UPS and the Teamsters union representing about 340,000 workers at the package carrier on Tuesday said they reached a preliminary labor deal that includes raises for both full- and part-time workers and narrowly avoids a potential strike that could have started next week.
It was the latest in a string of labor deals where workers from pilots to aerospace manufacturing employees have pushed for and won higher pay.
The agreement is worth $30 billion, according to Teamsters General President Sean O’Brien.
“The union went into this fight committed to winning for our members. We demanded the best contract in the history of UPS, and we got it,” he said in a statement.

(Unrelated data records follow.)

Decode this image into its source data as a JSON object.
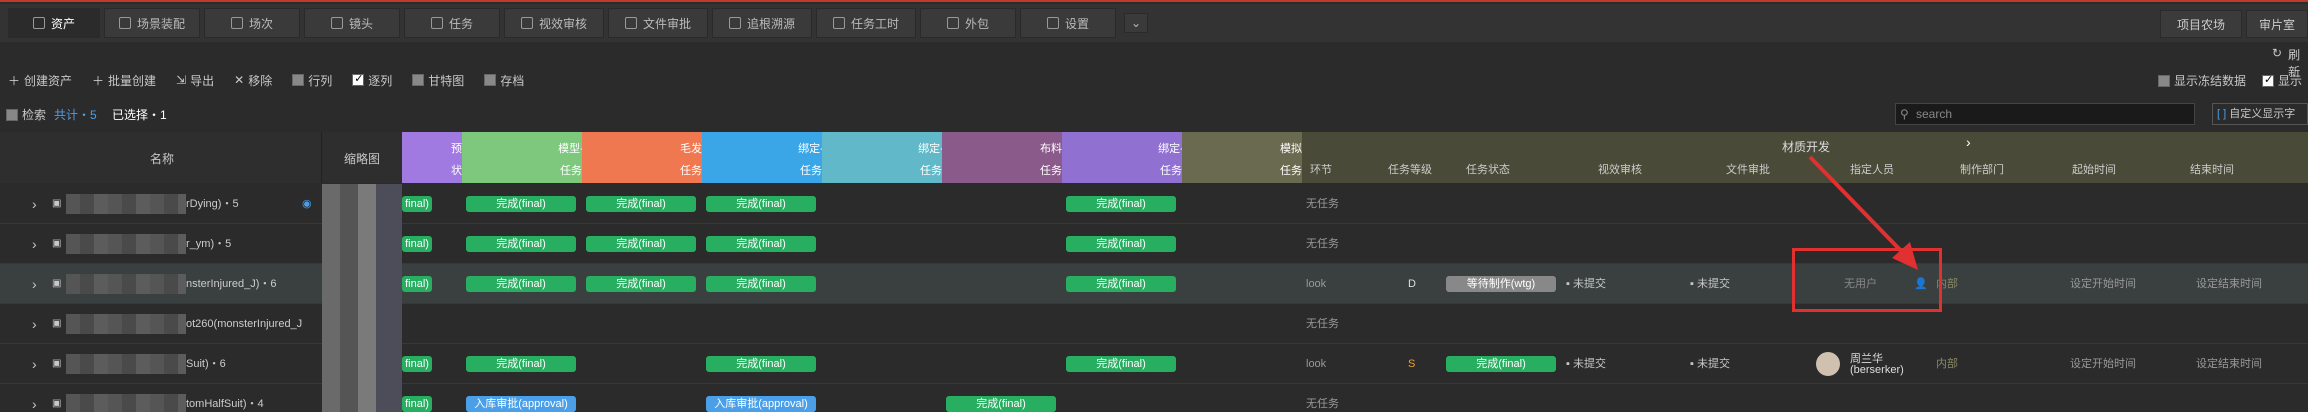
{
  "tabs": [
    "资产",
    "场景装配",
    "场次",
    "镜头",
    "任务",
    "视效审核",
    "文件审批",
    "追根溯源",
    "任务工时",
    "外包",
    "设置"
  ],
  "right_buttons": [
    "项目农场",
    "审片室"
  ],
  "refresh_label": "刷新",
  "toolbar": {
    "create": "创建资产",
    "batch": "批量创建",
    "export": "导出",
    "remove": "移除",
    "row": "行列",
    "column": "逐列",
    "gantt": "甘特图",
    "archive": "存档"
  },
  "toolbar_right": {
    "freeze": "显示冻结数据",
    "show": "显示"
  },
  "filter": {
    "search_label": "检索",
    "total": "共计・5",
    "selected": "已选择・1"
  },
  "search": {
    "placeholder": "search"
  },
  "custom_show": "自定义显示字",
  "headers": {
    "name": "名称",
    "thumb": "缩略图"
  },
  "pipeline": [
    {
      "t1": "预览",
      "t2": "状态",
      "color": "#a07ae0"
    },
    {
      "t1": "模型-材质",
      "t2": "任务状态",
      "color": "#7ec87e"
    },
    {
      "t1": "毛发塑形",
      "t2": "任务状态",
      "color": "#f07850"
    },
    {
      "t1": "绑定-预览",
      "t2": "任务状态",
      "color": "#3aa6e8"
    },
    {
      "t1": "绑定-渲染",
      "t2": "任务状态",
      "color": "#60b8c8"
    },
    {
      "t1": "布料绑定",
      "t2": "任务状态",
      "color": "#8a5a8a"
    },
    {
      "t1": "绑定-毛发",
      "t2": "任务状态",
      "color": "#9070d0"
    },
    {
      "t1": "模拟设置",
      "t2": "任务状态",
      "color": "#6a6a50"
    }
  ],
  "material_group": "材质开发",
  "detail_cols": [
    "环节",
    "任务等级",
    "任务状态",
    "视效审核",
    "文件审批",
    "指定人员",
    "制作部门",
    "起始时间",
    "结束时间"
  ],
  "rows": [
    {
      "name": "rDying)・5",
      "status": [
        "final)",
        "完成(final)",
        "完成(final)",
        "完成(final)",
        "",
        "",
        "完成(final)",
        ""
      ],
      "kinds": [
        "g",
        "g",
        "g",
        "g",
        "",
        "",
        "g",
        ""
      ],
      "link": "无任务"
    },
    {
      "name": "r_ym)・5",
      "status": [
        "final)",
        "完成(final)",
        "完成(final)",
        "完成(final)",
        "",
        "",
        "完成(final)",
        ""
      ],
      "kinds": [
        "g",
        "g",
        "g",
        "g",
        "",
        "",
        "g",
        ""
      ],
      "link": "无任务"
    },
    {
      "name": "nsterInjured_J)・6",
      "status": [
        "final)",
        "完成(final)",
        "完成(final)",
        "完成(final)",
        "",
        "",
        "完成(final)",
        ""
      ],
      "kinds": [
        "g",
        "g",
        "g",
        "g",
        "",
        "",
        "g",
        ""
      ],
      "link": "look",
      "level": "D",
      "task": "等待制作(wtg)",
      "vfx": "未提交",
      "file": "未提交",
      "person": "无用户",
      "dept": "内部",
      "start": "设定开始时间",
      "end": "设定结束时间"
    },
    {
      "name": "ot260(monsterInjured_J",
      "status": [
        "",
        "",
        "",
        "",
        "",
        "",
        "",
        ""
      ],
      "kinds": [
        "",
        "",
        "",
        "",
        "",
        "",
        "",
        ""
      ],
      "link": "无任务"
    },
    {
      "name": "Suit)・6",
      "status": [
        "final)",
        "完成(final)",
        "",
        "完成(final)",
        "",
        "",
        "完成(final)",
        ""
      ],
      "kinds": [
        "g",
        "g",
        "",
        "g",
        "",
        "",
        "g",
        ""
      ],
      "link": "look",
      "level": "S",
      "task": "完成(final)",
      "vfx": "未提交",
      "file": "未提交",
      "person": "周兰华",
      "person2": "(berserker)",
      "dept": "内部",
      "start": "设定开始时间",
      "end": "设定结束时间"
    },
    {
      "name": "tomHalfSuit)・4",
      "status": [
        "final)",
        "入库审批(approval)",
        "",
        "入库审批(approval)",
        "",
        "完成(final)",
        "",
        ""
      ],
      "kinds": [
        "g",
        "b",
        "",
        "b",
        "",
        "g",
        "",
        ""
      ],
      "link": "无任务"
    }
  ]
}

Existing part-time workers will get a raise to at least $21 an hour, if workers approve the new contract, the union said. Part-time pay was a sticking point in negotiations. Full-time workers will average $49 an hour. Current workers will get $2.75 more an hour this year and $7.50 an hour more during the five-year contract.
The deal would also end mandatory overtime on drivers’ days off, according to an outline of the contract provided by the Teamsters.

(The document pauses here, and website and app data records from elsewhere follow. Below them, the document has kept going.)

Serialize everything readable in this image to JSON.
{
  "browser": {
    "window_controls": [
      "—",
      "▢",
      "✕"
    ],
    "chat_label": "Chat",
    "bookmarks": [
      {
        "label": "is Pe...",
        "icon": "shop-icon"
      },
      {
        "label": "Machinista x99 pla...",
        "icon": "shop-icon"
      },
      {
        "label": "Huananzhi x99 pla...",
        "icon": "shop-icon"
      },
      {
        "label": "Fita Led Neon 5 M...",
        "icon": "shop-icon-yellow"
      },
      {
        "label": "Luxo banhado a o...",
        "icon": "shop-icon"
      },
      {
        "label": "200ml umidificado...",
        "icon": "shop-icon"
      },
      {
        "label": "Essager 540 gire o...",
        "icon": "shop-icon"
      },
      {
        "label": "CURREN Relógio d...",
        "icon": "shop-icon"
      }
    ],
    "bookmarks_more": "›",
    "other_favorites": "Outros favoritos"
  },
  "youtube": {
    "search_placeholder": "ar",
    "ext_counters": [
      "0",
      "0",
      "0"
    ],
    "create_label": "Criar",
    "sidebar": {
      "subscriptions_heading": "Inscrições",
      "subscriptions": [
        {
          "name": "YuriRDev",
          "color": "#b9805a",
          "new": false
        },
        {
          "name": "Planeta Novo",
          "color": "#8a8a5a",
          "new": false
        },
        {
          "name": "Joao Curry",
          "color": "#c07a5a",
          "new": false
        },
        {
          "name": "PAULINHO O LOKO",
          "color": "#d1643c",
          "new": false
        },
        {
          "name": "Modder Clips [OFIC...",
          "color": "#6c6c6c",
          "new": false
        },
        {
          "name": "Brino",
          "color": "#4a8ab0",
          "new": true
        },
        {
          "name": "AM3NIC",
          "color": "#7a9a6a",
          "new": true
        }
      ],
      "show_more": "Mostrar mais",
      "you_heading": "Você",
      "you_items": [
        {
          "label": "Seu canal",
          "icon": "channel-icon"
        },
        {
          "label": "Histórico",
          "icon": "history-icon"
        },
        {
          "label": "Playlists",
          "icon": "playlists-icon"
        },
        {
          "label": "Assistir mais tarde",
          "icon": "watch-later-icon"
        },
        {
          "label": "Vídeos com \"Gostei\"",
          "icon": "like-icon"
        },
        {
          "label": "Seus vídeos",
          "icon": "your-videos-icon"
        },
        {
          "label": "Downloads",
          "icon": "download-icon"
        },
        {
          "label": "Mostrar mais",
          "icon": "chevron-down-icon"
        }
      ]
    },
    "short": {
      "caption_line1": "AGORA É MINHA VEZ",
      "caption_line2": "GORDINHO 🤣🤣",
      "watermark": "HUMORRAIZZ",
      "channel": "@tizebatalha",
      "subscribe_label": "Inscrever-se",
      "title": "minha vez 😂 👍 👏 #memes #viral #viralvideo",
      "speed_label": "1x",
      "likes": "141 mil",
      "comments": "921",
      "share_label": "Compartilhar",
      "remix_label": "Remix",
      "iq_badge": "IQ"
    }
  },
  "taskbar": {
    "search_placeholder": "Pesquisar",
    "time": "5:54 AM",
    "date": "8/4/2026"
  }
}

“Together we reached a win-win-win agreement on the issues that are important to Teamsters leadership, our employees and to UPS and our customers,” UPS CEO Carol Tomé. “This agreement continues to reward UPS’s full- and part-time employees with industry-leading pay and benefits while retaining the flexibility we need to stay competitive, serve our customers and keep our business strong.”

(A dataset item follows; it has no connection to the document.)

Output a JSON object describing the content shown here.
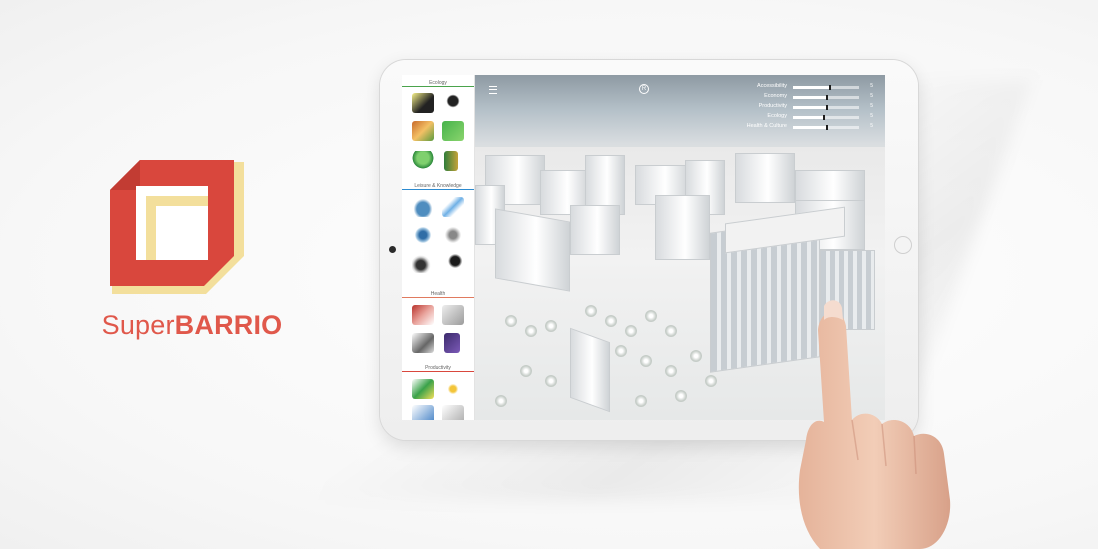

Workers still need to ratify the tentative deal.Teamsters-represented UPS employees voted to authorize a strike after July 31 if the two sides didn’t reach an agreement. The labor stoppage could have rippled throughout industries like retail that rely heavily on the package delivery giant.
The National Retail Federation cheered the tentative agreement.
“UPS is a major partner of the retail industry, and we are grateful it came to an agreement with the Teamsters without disruption to the marketplace,” Matthew Shay, CEO of the trade group, said in a statement. “Retailers rely on stability within their supply chains, and this agreement will bring long-term stability, as well as assurance to the millions of businesses and employees who rely on smooth and efficient last-mile delivery.”
Some recent labor negotiations haven’t yielded new contracts, despite preliminary deals. On Monday, pilots at UPS rival FedEx rejected a tentative labor deal, with 57% voting against the agreement.
— CNBC’s Melissa Repko contributed to this report.